1 small onion, diced
2 cloves garlic, minced
1 can diced tomatoes, drained
1 tablespoon tomato paste
1 teaspoon salt
1/2 teaspoon black pepper
1/2 to 1 teaspoon chipotle powder, depending on preferred heat level
1 teaspoon dried cilantro
1 can pinto beans, drained and rinsed (don’t throw out the can)

Preheat the oven to 350 degrees F.

In a medium skillet over medium heat, fry up the ham. Once cooked, add 1 tablespoon olive oil to the saucepan and sauté the onions for 5 to 10 minutes or until softened and golden. Stir in the minced garlic and cook until fragrant about 3 minutes. Pour in the tomatoes and cook until they start to break down, about 3 minutes. Sprinkle on the seasonings and stir until combined and fragrant. Add in the beans and fill the bean can with water and stir that in, too.

Transfer to an oven safe casserole. Cook uncovered in a 350 degree F oven for an hour or until some of the liquid has been absorbed. I like mine to be a bit soupy but, if you want less liquid, stir and cook 15 minutes more.

Taste for seasonings and serve.

I take any leftovers and put them in the blender to make a bean puree that I then use as a replacement for refried beans with quesadillas or fajitas (or sometimes just eat with tortillas or chips as a dip).

 

Yummy!

Stovetop Mac and Cheese

I spent the afternoon at the Fairgrounds Race Course New Orleans, where my quasi cousin, Nancy, had a horse racing. Here is a picture of He’s Dann Good (number 6) going full out but too far back to be in the money.

Unfortunately, none of my horses won, placed or showed. As it was a bit windy, I went home needing to warm up with some comfort food. For me, that means lots of melty cheese. I made a stovetop version of mac & cheese that is very creamy and delicious.

I recommend going to the deli section of your grocery store to get a block of white American cheese. It gives the perfect texture to the dish. For the rest of the cheese, I went with Gouda to bring it up to a pound of cheese but cheddar is equally delicious.

For me, this is a main course that serves three to four. If you’re using this as a side dish, you can serve at least six.

Stovetop Mac & Cheese

2 large eggs
1 12 ounce can evaporated milk
1/4 teaspoon hot sauce
1/2 teaspoon salt
1/4 teaspoon black pepper
1 teaspoon dry mustard, dissolved in 1 teaspoon water
1/2 lb elbow macaroni
4 tablespoons butter
10 ounce block American cheese, grated
6 ounces Gouda or sharp cheddar, grated

Whisk together in a small bowl the eggs, 1 cup milk, hot sauce, salt, black pepper and mustard mix. Set side.

In a large pot, place 2 quarts of water and bring to a boil. Add in the elbow macaroni and a generous pinch of salt and cook until tender but still firm, about 9 minutes. Drain and return to the pot.

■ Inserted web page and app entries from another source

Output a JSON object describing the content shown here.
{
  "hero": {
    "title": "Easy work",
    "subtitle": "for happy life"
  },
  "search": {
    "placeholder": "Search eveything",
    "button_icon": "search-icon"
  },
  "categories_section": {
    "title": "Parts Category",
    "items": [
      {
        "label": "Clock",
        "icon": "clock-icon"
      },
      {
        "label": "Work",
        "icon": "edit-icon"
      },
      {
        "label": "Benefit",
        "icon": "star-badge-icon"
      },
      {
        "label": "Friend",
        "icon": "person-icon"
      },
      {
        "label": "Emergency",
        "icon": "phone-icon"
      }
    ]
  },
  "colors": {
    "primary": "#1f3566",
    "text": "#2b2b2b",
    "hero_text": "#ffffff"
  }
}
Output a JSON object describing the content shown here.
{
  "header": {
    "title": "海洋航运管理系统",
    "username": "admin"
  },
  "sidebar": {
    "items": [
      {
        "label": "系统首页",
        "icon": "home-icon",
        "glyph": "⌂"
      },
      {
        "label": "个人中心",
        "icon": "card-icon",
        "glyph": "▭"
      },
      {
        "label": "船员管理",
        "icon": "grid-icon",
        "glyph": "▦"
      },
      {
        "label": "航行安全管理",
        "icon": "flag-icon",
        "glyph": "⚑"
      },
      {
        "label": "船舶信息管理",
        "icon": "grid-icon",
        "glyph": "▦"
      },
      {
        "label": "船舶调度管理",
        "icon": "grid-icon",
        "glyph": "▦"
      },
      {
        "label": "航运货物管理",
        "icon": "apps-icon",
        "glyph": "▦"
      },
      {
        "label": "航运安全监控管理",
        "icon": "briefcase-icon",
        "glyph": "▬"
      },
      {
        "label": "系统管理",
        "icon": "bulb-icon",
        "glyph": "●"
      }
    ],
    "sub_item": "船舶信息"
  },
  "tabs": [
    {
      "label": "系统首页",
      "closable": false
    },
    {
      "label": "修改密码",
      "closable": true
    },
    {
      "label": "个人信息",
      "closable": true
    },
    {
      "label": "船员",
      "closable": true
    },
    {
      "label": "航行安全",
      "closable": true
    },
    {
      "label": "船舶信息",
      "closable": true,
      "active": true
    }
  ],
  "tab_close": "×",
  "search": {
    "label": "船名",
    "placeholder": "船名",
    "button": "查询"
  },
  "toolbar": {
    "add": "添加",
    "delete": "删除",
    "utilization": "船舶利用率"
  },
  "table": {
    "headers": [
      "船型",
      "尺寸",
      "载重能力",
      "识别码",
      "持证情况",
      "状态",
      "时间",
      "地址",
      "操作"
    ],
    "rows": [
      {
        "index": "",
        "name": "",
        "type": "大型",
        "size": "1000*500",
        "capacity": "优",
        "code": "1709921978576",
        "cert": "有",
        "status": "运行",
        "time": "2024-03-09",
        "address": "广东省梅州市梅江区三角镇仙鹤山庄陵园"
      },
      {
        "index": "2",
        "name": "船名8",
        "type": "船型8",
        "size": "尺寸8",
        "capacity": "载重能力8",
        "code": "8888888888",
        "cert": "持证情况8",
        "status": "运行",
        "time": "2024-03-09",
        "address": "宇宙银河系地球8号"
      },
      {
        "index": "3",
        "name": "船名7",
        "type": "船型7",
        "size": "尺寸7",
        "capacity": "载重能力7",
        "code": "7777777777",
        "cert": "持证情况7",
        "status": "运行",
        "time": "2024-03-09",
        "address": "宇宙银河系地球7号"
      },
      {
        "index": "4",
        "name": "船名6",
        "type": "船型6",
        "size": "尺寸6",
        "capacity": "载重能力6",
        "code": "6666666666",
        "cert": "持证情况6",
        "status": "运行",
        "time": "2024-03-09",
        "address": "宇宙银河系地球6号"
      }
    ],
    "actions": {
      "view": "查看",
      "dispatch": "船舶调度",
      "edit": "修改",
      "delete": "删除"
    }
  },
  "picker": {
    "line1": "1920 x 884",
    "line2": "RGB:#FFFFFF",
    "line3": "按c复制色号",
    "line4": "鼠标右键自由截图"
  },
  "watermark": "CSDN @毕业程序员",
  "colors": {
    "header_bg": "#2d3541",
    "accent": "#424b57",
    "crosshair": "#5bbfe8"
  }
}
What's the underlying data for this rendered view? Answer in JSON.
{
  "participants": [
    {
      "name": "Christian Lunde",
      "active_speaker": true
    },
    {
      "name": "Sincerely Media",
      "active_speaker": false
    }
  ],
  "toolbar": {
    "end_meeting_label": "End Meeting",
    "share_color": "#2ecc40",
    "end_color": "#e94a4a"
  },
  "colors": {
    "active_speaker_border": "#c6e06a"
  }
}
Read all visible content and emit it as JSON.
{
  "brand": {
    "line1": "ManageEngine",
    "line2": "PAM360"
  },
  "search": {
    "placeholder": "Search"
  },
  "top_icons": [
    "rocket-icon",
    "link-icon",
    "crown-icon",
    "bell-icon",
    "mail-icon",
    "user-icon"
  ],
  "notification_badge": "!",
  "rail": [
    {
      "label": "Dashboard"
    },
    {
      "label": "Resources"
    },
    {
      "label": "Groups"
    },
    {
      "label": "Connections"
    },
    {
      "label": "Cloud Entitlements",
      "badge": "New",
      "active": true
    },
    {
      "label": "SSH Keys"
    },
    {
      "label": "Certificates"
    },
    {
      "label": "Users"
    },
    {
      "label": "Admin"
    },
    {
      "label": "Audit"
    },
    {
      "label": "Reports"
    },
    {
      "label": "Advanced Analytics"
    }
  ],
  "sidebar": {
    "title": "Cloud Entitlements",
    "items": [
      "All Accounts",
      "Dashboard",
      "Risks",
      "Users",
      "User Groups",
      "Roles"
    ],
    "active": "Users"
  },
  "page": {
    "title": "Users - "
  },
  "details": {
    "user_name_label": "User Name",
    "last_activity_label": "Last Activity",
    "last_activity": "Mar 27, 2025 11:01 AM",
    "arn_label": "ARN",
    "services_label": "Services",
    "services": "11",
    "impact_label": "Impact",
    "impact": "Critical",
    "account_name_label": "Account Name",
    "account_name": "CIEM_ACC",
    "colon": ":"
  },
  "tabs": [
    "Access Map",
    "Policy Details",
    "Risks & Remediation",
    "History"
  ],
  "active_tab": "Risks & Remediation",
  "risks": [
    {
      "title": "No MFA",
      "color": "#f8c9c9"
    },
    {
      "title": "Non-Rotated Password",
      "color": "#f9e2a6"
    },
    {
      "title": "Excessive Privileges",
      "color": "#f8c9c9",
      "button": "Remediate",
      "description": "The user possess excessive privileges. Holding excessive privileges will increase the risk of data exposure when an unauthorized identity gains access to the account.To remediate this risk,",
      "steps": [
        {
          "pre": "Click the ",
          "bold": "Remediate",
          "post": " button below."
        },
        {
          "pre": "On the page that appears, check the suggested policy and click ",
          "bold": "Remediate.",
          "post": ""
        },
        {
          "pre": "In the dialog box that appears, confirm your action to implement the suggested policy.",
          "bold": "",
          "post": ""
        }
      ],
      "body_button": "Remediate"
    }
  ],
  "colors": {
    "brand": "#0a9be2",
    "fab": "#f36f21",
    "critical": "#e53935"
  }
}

Toss the butter in the pot with the macaroni and melt over low heat. Add the egg mixture and stir constantly for 3 minutes or until it has thickened slightly.

By the handfuls, add 3/4’s of the cheese and stir until melted, about 5 minutes. Add the remaining milk and cheese and cook, stirring constantly for 5 to 10 minutes. Mac and Cheese should be smooth and creamy.

Serve immediately.

Reheat over the gentle heat of a double boiler.

Update – I made this with half American and half Provolone cheese and it was awesome! 12/28/2018

Creamed Corn without the cream

As much as it might surprise regular readers of my food blog, I don’t always have cream in the house. I do have whole milk, though, so I was able to do a cheat on one of my corn recipes.

Using corn that Michelle cut off the cob and frozen in pint bags, I made some delicious creamed corn. It was thick and rich and no one missed the cream.

Creamed Corn

2 cups corn off the cob (2 cans)
3 tablespoons butter
1 cup whole milk, divided
1 tablespoon flour
1 teaspoon salt
1/2 teaspoon black pepper

In a medium skillet, combine corn, butter and 1/2 cup milk. Place over medium heat. Add the flour to the remaining 1/2 milk and whisk to combine. Pour flour mixture into the corn and stir well. Add in the salt and pepper and bring to a simmer, stirring regularly, making sure to scrape the bottom so the milk doesn’t burn.

After about 10 minutes, the mixture will have thickened. Taste for seasonings and serve.